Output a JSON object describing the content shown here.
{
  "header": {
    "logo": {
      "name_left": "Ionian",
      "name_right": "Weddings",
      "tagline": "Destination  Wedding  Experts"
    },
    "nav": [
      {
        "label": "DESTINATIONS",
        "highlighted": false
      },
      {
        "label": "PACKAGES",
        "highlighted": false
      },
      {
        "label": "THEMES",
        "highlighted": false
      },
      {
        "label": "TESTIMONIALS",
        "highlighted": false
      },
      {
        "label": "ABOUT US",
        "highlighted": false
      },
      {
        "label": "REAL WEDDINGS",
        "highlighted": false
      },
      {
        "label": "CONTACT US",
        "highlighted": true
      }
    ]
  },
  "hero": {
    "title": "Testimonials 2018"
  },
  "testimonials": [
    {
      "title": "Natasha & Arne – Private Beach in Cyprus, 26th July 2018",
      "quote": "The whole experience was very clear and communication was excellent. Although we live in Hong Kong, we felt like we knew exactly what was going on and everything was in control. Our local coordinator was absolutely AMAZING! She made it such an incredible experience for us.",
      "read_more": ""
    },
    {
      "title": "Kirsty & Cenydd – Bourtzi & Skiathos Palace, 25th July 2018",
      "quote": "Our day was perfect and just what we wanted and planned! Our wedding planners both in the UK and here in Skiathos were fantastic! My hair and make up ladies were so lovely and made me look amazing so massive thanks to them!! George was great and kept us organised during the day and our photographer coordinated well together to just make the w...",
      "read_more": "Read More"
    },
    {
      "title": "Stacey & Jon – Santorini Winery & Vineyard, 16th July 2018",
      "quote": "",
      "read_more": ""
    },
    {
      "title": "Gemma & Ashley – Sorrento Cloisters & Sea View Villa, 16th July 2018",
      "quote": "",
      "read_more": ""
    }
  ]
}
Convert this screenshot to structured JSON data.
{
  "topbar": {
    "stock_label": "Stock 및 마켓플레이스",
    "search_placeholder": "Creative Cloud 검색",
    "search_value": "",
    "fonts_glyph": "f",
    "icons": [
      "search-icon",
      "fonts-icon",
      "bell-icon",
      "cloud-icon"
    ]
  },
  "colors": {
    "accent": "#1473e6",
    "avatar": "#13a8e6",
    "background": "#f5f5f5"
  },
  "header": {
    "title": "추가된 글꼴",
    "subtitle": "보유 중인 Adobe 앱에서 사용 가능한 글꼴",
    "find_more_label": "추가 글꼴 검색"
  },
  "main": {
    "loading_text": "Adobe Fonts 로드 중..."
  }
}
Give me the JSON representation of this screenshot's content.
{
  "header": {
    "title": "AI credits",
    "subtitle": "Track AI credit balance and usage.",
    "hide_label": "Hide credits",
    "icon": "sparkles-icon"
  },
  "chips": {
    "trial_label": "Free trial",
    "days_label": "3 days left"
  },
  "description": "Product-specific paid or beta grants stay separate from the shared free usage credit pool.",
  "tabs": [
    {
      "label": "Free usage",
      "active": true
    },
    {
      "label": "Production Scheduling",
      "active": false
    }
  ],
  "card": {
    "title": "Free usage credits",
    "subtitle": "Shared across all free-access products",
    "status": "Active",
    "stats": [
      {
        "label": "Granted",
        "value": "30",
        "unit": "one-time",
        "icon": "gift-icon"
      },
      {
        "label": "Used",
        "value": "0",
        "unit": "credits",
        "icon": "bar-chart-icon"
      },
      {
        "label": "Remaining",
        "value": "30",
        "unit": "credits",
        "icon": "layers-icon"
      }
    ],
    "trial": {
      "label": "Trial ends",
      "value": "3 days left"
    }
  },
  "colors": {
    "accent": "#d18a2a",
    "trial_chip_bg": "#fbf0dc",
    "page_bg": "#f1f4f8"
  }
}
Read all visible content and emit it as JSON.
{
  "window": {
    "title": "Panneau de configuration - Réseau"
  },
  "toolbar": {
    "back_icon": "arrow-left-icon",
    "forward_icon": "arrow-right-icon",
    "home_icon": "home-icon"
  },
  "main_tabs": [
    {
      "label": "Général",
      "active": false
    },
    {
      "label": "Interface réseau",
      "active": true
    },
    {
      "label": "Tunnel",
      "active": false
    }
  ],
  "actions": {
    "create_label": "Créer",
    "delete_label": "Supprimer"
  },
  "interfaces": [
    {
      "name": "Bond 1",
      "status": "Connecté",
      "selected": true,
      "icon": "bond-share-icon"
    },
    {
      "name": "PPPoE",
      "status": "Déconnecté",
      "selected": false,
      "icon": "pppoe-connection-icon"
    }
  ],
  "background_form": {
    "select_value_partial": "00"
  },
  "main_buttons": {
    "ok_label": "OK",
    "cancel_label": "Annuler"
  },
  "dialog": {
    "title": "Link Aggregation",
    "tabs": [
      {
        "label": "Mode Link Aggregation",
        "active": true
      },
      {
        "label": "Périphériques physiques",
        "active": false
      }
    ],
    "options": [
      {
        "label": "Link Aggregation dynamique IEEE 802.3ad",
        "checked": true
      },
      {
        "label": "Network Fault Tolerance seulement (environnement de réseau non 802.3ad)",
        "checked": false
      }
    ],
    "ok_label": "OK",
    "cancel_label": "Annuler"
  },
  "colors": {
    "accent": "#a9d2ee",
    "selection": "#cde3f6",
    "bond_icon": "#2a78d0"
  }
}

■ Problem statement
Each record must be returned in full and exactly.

■ Exercise answer
Output a JSON object describing the content shown here.
{
  "header": {
    "logo": {
      "name_left": "Ionian",
      "name_right": "Weddings",
      "tagline": "Destination  Wedding  Experts"
    },
    "nav": [
      {
        "label": "DESTINATIONS",
        "highlighted": false
      },
      {
        "label": "PACKAGES",
        "highlighted": false
      },
      {
        "label": "THEMES",
        "highlighted": false
      },
      {
        "label": "TESTIMONIALS",
        "highlighted": false
      },
      {
        "label": "ABOUT US",
        "highlighted": false
      },
      {
        "label": "REAL WEDDINGS",
        "highlighted": false
      },
      {
        "label": "CONTACT US",
        "highlighted": true
      }
    ]
  },
  "hero": {
    "title": "Testimonials 2018"
  },
  "testimonials": [
    {
      "title": "Natasha & Arne – Private Beach in Cyprus, 26th July 2018",
      "quote": "The whole experience was very clear and communication was excellent. Although we live in Hong Kong, we felt like we knew exactly what was going on and everything was in control. Our local coordinator was absolutely AMAZING! She made it such an incredible experience for us.",
      "read_more": ""
    },
    {
      "title": "Kirsty & Cenydd – Bourtzi & Skiathos Palace, 25th July 2018",
      "quote": "Our day was perfect and just what we wanted and planned! Our wedding planners both in the UK and here in Skiathos were fantastic! My hair and make up ladies were so lovely and made me look amazing so massive thanks to them!! George was great and kept us organised during the day and our photographer coordinated well together to just make the w...",
      "read_more": "Read More"
    },
    {
      "title": "Stacey & Jon – Santorini Winery & Vineyard, 16th July 2018",
      "quote": "",
      "read_more": ""
    },
    {
      "title": "Gemma & Ashley – Sorrento Cloisters & Sea View Villa, 16th July 2018",
      "quote": "",
      "read_more": ""
    }
  ]
}
Convert this screenshot to structured JSON data.
{
  "topbar": {
    "stock_label": "Stock 및 마켓플레이스",
    "search_placeholder": "Creative Cloud 검색",
    "search_value": "",
    "fonts_glyph": "f",
    "icons": [
      "search-icon",
      "fonts-icon",
      "bell-icon",
      "cloud-icon"
    ]
  },
  "colors": {
    "accent": "#1473e6",
    "avatar": "#13a8e6",
    "background": "#f5f5f5"
  },
  "header": {
    "title": "추가된 글꼴",
    "subtitle": "보유 중인 Adobe 앱에서 사용 가능한 글꼴",
    "find_more_label": "추가 글꼴 검색"
  },
  "main": {
    "loading_text": "Adobe Fonts 로드 중..."
  }
}
Give me the JSON representation of this screenshot's content.
{
  "header": {
    "title": "AI credits",
    "subtitle": "Track AI credit balance and usage.",
    "hide_label": "Hide credits",
    "icon": "sparkles-icon"
  },
  "chips": {
    "trial_label": "Free trial",
    "days_label": "3 days left"
  },
  "description": "Product-specific paid or beta grants stay separate from the shared free usage credit pool.",
  "tabs": [
    {
      "label": "Free usage",
      "active": true
    },
    {
      "label": "Production Scheduling",
      "active": false
    }
  ],
  "card": {
    "title": "Free usage credits",
    "subtitle": "Shared across all free-access products",
    "status": "Active",
    "stats": [
      {
        "label": "Granted",
        "value": "30",
        "unit": "one-time",
        "icon": "gift-icon"
      },
      {
        "label": "Used",
        "value": "0",
        "unit": "credits",
        "icon": "bar-chart-icon"
      },
      {
        "label": "Remaining",
        "value": "30",
        "unit": "credits",
        "icon": "layers-icon"
      }
    ],
    "trial": {
      "label": "Trial ends",
      "value": "3 days left"
    }
  },
  "colors": {
    "accent": "#d18a2a",
    "trial_chip_bg": "#fbf0dc",
    "page_bg": "#f1f4f8"
  }
}
Read all visible content and emit it as JSON.
{
  "window": {
    "title": "Panneau de configuration - Réseau"
  },
  "toolbar": {
    "back_icon": "arrow-left-icon",
    "forward_icon": "arrow-right-icon",
    "home_icon": "home-icon"
  },
  "main_tabs": [
    {
      "label": "Général",
      "active": false
    },
    {
      "label": "Interface réseau",
      "active": true
    },
    {
      "label": "Tunnel",
      "active": false
    }
  ],
  "actions": {
    "create_label": "Créer",
    "delete_label": "Supprimer"
  },
  "interfaces": [
    {
      "name": "Bond 1",
      "status": "Connecté",
      "selected": true,
      "icon": "bond-share-icon"
    },
    {
      "name": "PPPoE",
      "status": "Déconnecté",
      "selected": false,
      "icon": "pppoe-connection-icon"
    }
  ],
  "background_form": {
    "select_value_partial": "00"
  },
  "main_buttons": {
    "ok_label": "OK",
    "cancel_label": "Annuler"
  },
  "dialog": {
    "title": "Link Aggregation",
    "tabs": [
      {
        "label": "Mode Link Aggregation",
        "active": true
      },
      {
        "label": "Périphériques physiques",
        "active": false
      }
    ],
    "options": [
      {
        "label": "Link Aggregation dynamique IEEE 802.3ad",
        "checked": true
      },
      {
        "label": "Network Fault Tolerance seulement (environnement de réseau non 802.3ad)",
        "checked": false
      }
    ],
    "ok_label": "OK",
    "cancel_label": "Annuler"
  },
  "colors": {
    "accent": "#a9d2ee",
    "selection": "#cde3f6",
    "bond_icon": "#2a78d0"
  }
}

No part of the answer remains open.